● Work to complete: In the listing that follows, determine how many lines include the word "switch". Respond with that number alone.

====== Task inputs ======

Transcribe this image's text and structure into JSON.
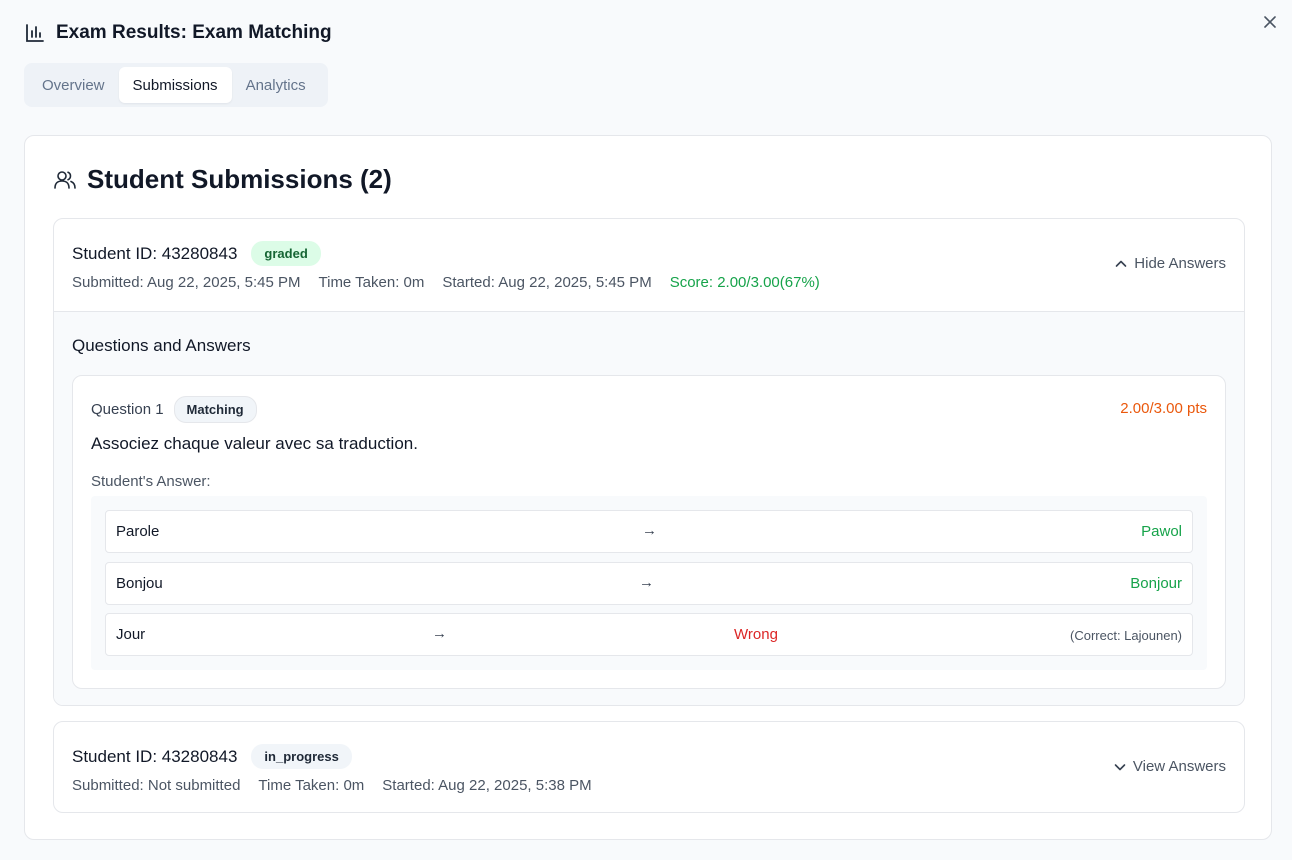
{
  "header": {
    "title": "Exam Results: Exam Matching"
  },
  "tabs": [
    {
      "label": "Overview"
    },
    {
      "label": "Submissions"
    },
    {
      "label": "Analytics"
    }
  ],
  "active_tab": "Submissions",
  "card": {
    "title": "Student Submissions (2)"
  },
  "submissions": [
    {
      "student_id": "Student ID: 43280843",
      "status": "graded",
      "submitted": "Submitted: Aug 22, 2025, 5:45 PM",
      "time_taken": "Time Taken: 0m",
      "started": "Started: Aug 22, 2025, 5:45 PM",
      "score": "Score: 2.00/3.00(67%)",
      "toggle_label": "Hide Answers",
      "qa_title": "Questions and Answers",
      "questions": [
        {
          "number": "Question 1",
          "type": "Matching",
          "points": "2.00/3.00 pts",
          "text": "Associez chaque valeur avec sa traduction.",
          "answer_label": "Student's Answer:",
          "pairs": [
            {
              "left": "Parole",
              "arrow": "→",
              "right": "Pawol",
              "correct": true
            },
            {
              "left": "Bonjou",
              "arrow": "→",
              "right": "Bonjour",
              "correct": true
            },
            {
              "left": "Jour",
              "arrow": "→",
              "right": "Wrong",
              "correct": false,
              "correction": "(Correct: Lajounen)"
            }
          ]
        }
      ]
    },
    {
      "student_id": "Student ID: 43280843",
      "status": "in_progress",
      "submitted": "Submitted: Not submitted",
      "time_taken": "Time Taken: 0m",
      "started": "Started: Aug 22, 2025, 5:38 PM",
      "toggle_label": "View Answers"
    }
  ],
  "colors": {
    "score_green": "#16a34a",
    "points_orange": "#ea580c",
    "wrong_red": "#dc2626",
    "graded_badge_bg": "#dcfce7"
  },
  "icons": [
    "bar-chart-icon",
    "close-icon",
    "users-icon",
    "chevron-up-icon",
    "chevron-down-icon"
  ]
}
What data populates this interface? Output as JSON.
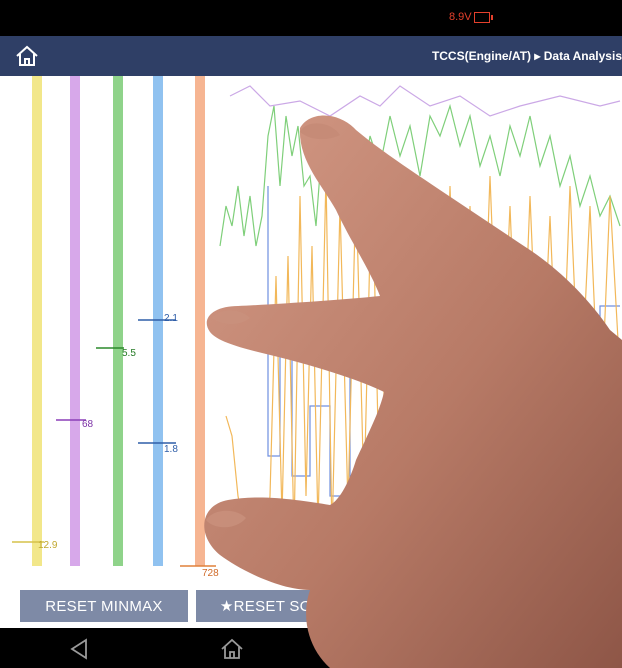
{
  "status": {
    "battery_text": "8.9V"
  },
  "app_bar": {
    "breadcrumb": "TCCS(Engine/AT) ▸ Data Analysis"
  },
  "graph": {
    "channels": [
      {
        "name": "yellow",
        "color": "#f2e78a",
        "marker": "12.9"
      },
      {
        "name": "purple",
        "color": "#d7a8ea",
        "marker": "68"
      },
      {
        "name": "green",
        "color": "#8fd38a",
        "marker": "5.5"
      },
      {
        "name": "blue",
        "color": "#90c2f0",
        "marker": "2.1",
        "marker2": "1.8"
      },
      {
        "name": "orange",
        "color": "#f6b592",
        "marker": "728"
      }
    ]
  },
  "buttons": {
    "reset_minmax": "RESET MINMAX",
    "reset_scale": "★RESET SCALE",
    "third": ""
  },
  "icons": {
    "home": "home-icon",
    "back": "back-icon",
    "nav_home": "home-icon",
    "recent": "recent-apps-icon",
    "globe": "globe-icon"
  }
}
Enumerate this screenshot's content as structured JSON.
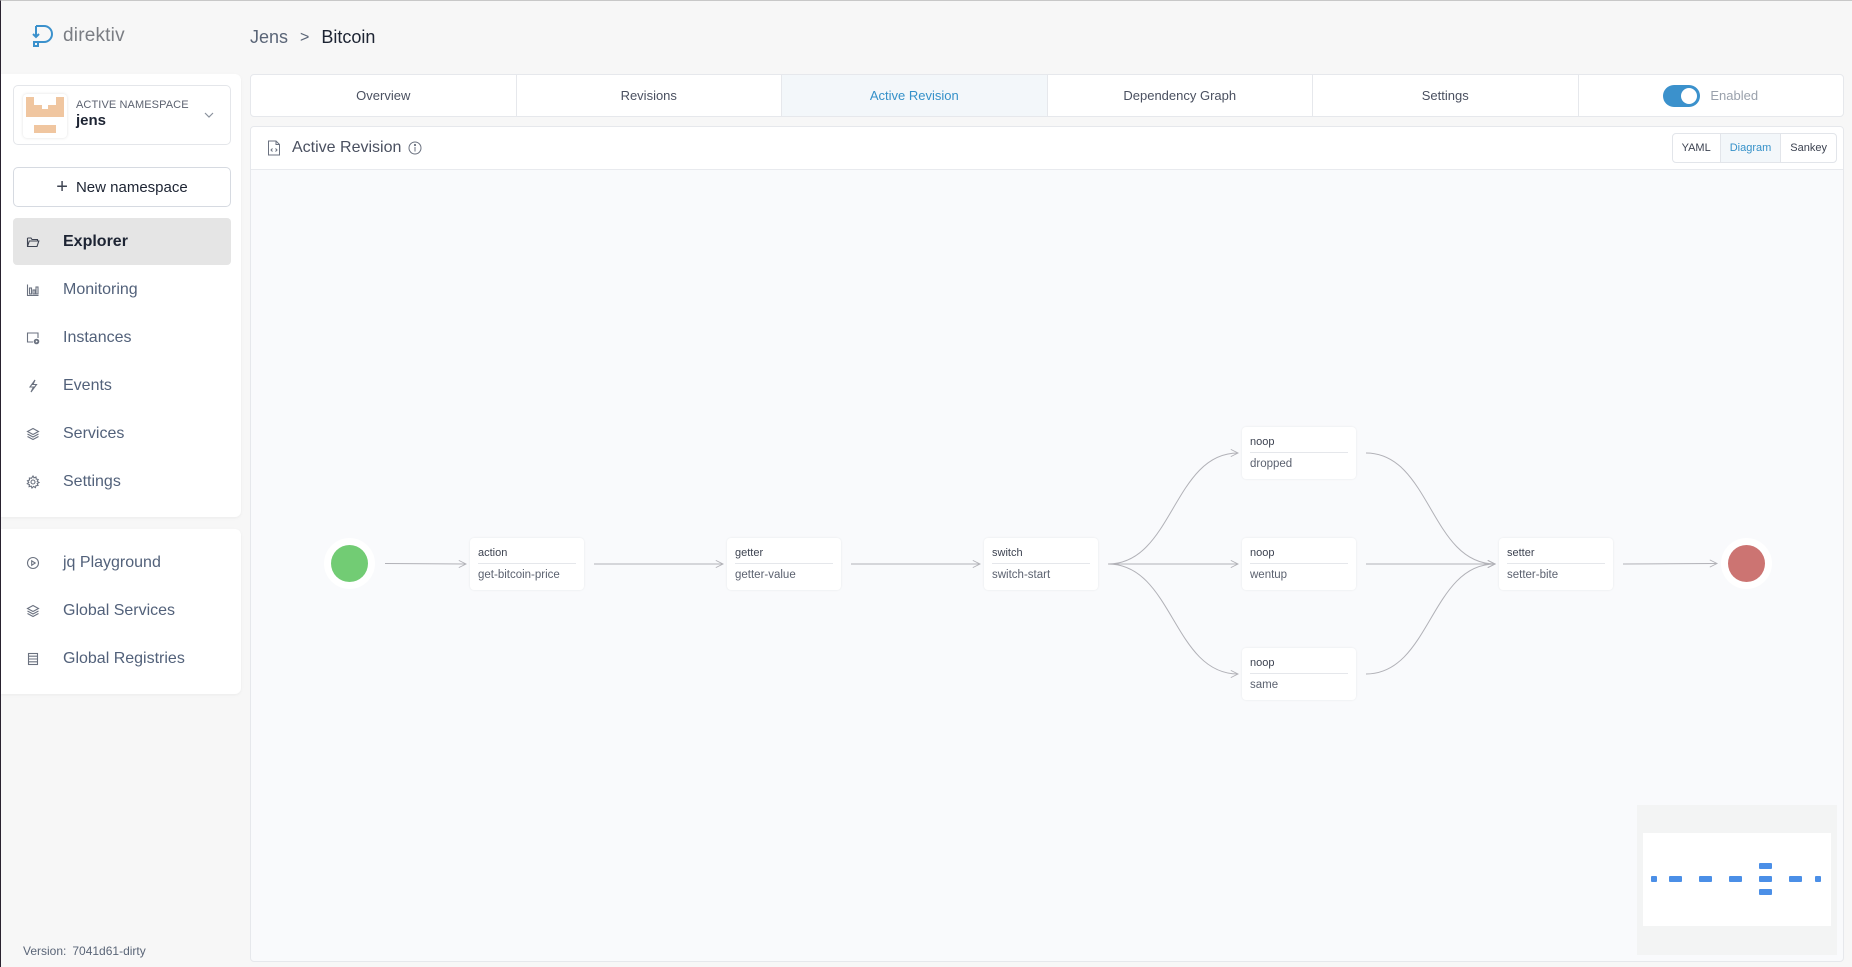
{
  "app": {
    "logo_text": "direktiv",
    "brand_color": "#3b91cc"
  },
  "sidebar": {
    "namespace_label": "ACTIVE NAMESPACE",
    "namespace_name": "jens",
    "new_namespace_label": "New namespace",
    "items": [
      {
        "label": "Explorer",
        "icon": "folder-open-icon",
        "active": true
      },
      {
        "label": "Monitoring",
        "icon": "bar-chart-icon",
        "active": false
      },
      {
        "label": "Instances",
        "icon": "monitor-play-icon",
        "active": false
      },
      {
        "label": "Events",
        "icon": "lightning-icon",
        "active": false
      },
      {
        "label": "Services",
        "icon": "layers-icon",
        "active": false
      },
      {
        "label": "Settings",
        "icon": "gear-icon",
        "active": false
      }
    ],
    "global_items": [
      {
        "label": "jq Playground",
        "icon": "play-circle-icon"
      },
      {
        "label": "Global Services",
        "icon": "layers-icon"
      },
      {
        "label": "Global Registries",
        "icon": "server-icon"
      }
    ],
    "version_label": "Version:",
    "version_value": "7041d61-dirty"
  },
  "breadcrumb": {
    "parent": "Jens",
    "separator": ">",
    "current": "Bitcoin"
  },
  "tabs": [
    {
      "label": "Overview",
      "active": false
    },
    {
      "label": "Revisions",
      "active": false
    },
    {
      "label": "Active Revision",
      "active": true
    },
    {
      "label": "Dependency Graph",
      "active": false
    },
    {
      "label": "Settings",
      "active": false
    }
  ],
  "toggle": {
    "label": "Enabled",
    "on": true
  },
  "panel": {
    "title": "Active Revision",
    "views": [
      {
        "label": "YAML",
        "active": false
      },
      {
        "label": "Diagram",
        "active": true
      },
      {
        "label": "Sankey",
        "active": false
      }
    ]
  },
  "diagram": {
    "start_color": "#72cc74",
    "end_color": "#cc7472",
    "nodes": [
      {
        "id": "get-bitcoin-price",
        "type": "action",
        "name": "get-bitcoin-price"
      },
      {
        "id": "getter-value",
        "type": "getter",
        "name": "getter-value"
      },
      {
        "id": "switch-start",
        "type": "switch",
        "name": "switch-start"
      },
      {
        "id": "dropped",
        "type": "noop",
        "name": "dropped"
      },
      {
        "id": "wentup",
        "type": "noop",
        "name": "wentup"
      },
      {
        "id": "same",
        "type": "noop",
        "name": "same"
      },
      {
        "id": "setter-bite",
        "type": "setter",
        "name": "setter-bite"
      }
    ],
    "edges": [
      [
        "start",
        "get-bitcoin-price"
      ],
      [
        "get-bitcoin-price",
        "getter-value"
      ],
      [
        "getter-value",
        "switch-start"
      ],
      [
        "switch-start",
        "dropped"
      ],
      [
        "switch-start",
        "wentup"
      ],
      [
        "switch-start",
        "same"
      ],
      [
        "dropped",
        "setter-bite"
      ],
      [
        "wentup",
        "setter-bite"
      ],
      [
        "same",
        "setter-bite"
      ],
      [
        "setter-bite",
        "end"
      ]
    ]
  }
}
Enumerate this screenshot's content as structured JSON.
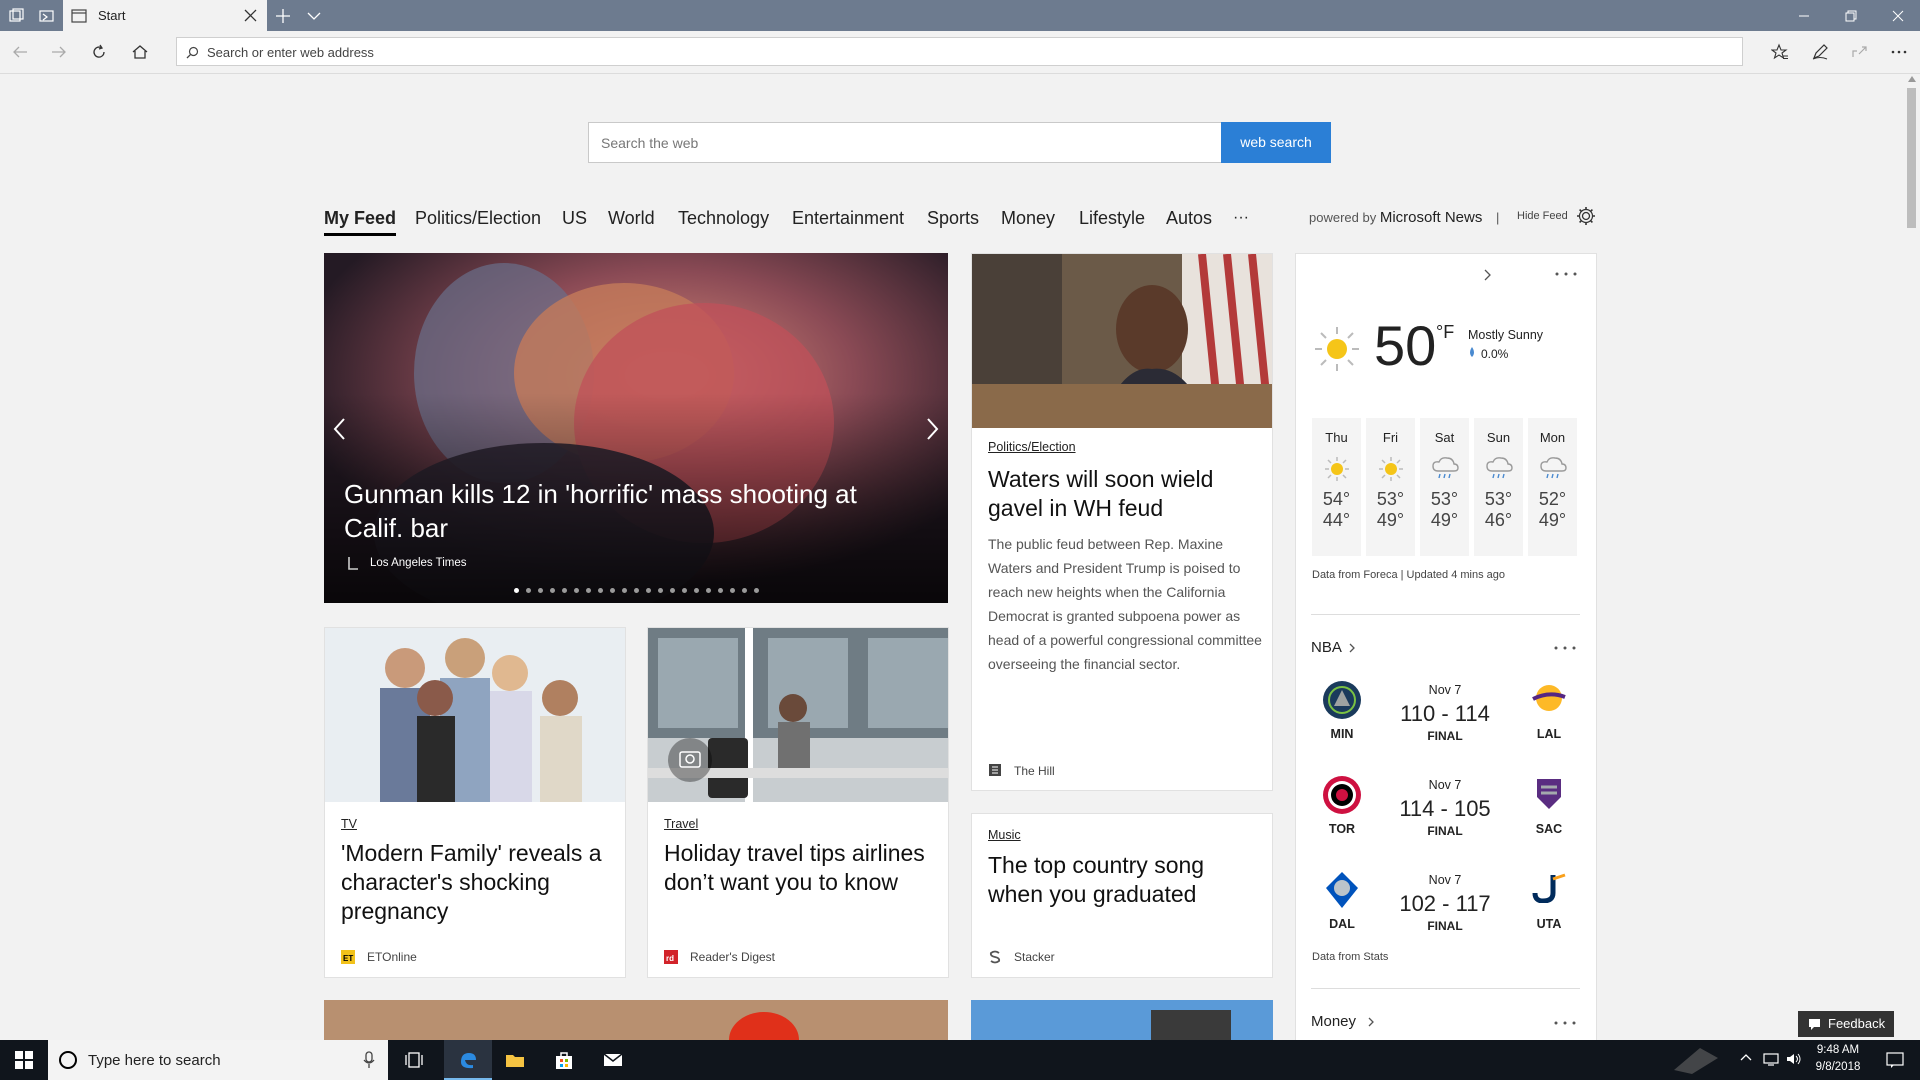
{
  "browser": {
    "tab_title": "Start",
    "address_placeholder": "Search or enter web address"
  },
  "search": {
    "placeholder": "Search the web",
    "button_label": "web search"
  },
  "feed_nav": {
    "tabs": [
      "My Feed",
      "Politics/Election",
      "US",
      "World",
      "Technology",
      "Entertainment",
      "Sports",
      "Money",
      "Lifestyle",
      "Autos",
      "···"
    ],
    "active_tab": "My Feed",
    "powered_by_prefix": "powered by",
    "powered_by_brand": "Microsoft News",
    "separator": "|",
    "hide_feed": "Hide Feed"
  },
  "hero": {
    "headline": "Gunman kills 12 in 'horrific' mass shooting at Calif. bar",
    "source": "Los Angeles Times",
    "slide_count": 21,
    "active_slide": 1
  },
  "articles": [
    {
      "category": "Politics/Election",
      "headline": "Waters will soon wield gavel in WH feud",
      "summary": "The public feud between Rep. Maxine Waters and President Trump is poised to reach new heights when the California Democrat is granted subpoena power as head of a powerful congressional committee overseeing the financial sector.",
      "source": "The Hill"
    },
    {
      "category": "TV",
      "headline": "'Modern Family' reveals a character's shocking pregnancy",
      "source": "ETOnline"
    },
    {
      "category": "Travel",
      "headline": "Holiday travel tips airlines don’t want you to know",
      "source": "Reader's Digest"
    },
    {
      "category": "Music",
      "headline": "The top country song when you graduated",
      "source": "Stacker"
    }
  ],
  "weather": {
    "temperature": "50",
    "unit": "°F",
    "condition": "Mostly Sunny",
    "precipitation": "0.0%",
    "forecast": [
      {
        "day": "Thu",
        "high": "54°",
        "low": "44°",
        "icon": "sun-icon"
      },
      {
        "day": "Fri",
        "high": "53°",
        "low": "49°",
        "icon": "sun-icon"
      },
      {
        "day": "Sat",
        "high": "53°",
        "low": "49°",
        "icon": "rain-cloud-icon"
      },
      {
        "day": "Sun",
        "high": "53°",
        "low": "46°",
        "icon": "rain-cloud-icon"
      },
      {
        "day": "Mon",
        "high": "52°",
        "low": "49°",
        "icon": "rain-cloud-icon"
      }
    ],
    "attribution": "Data from Foreca | Updated 4 mins ago"
  },
  "nba": {
    "title": "NBA",
    "games": [
      {
        "date": "Nov 7",
        "home": "MIN",
        "away": "LAL",
        "score": "110 - 114",
        "status": "FINAL"
      },
      {
        "date": "Nov 7",
        "home": "TOR",
        "away": "SAC",
        "score": "114 - 105",
        "status": "FINAL"
      },
      {
        "date": "Nov 7",
        "home": "DAL",
        "away": "UTA",
        "score": "102 - 117",
        "status": "FINAL"
      }
    ],
    "attribution": "Data from Stats"
  },
  "money": {
    "title": "Money"
  },
  "feedback": {
    "label": "Feedback"
  },
  "taskbar": {
    "search_placeholder": "Type here to search",
    "time": "9:48 AM",
    "date": "9/8/2018"
  },
  "colors": {
    "titlebar": "#6d7b8f",
    "accent": "#2b7fd6",
    "taskbar": "#10151c"
  }
}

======

● Response to the exercise: 7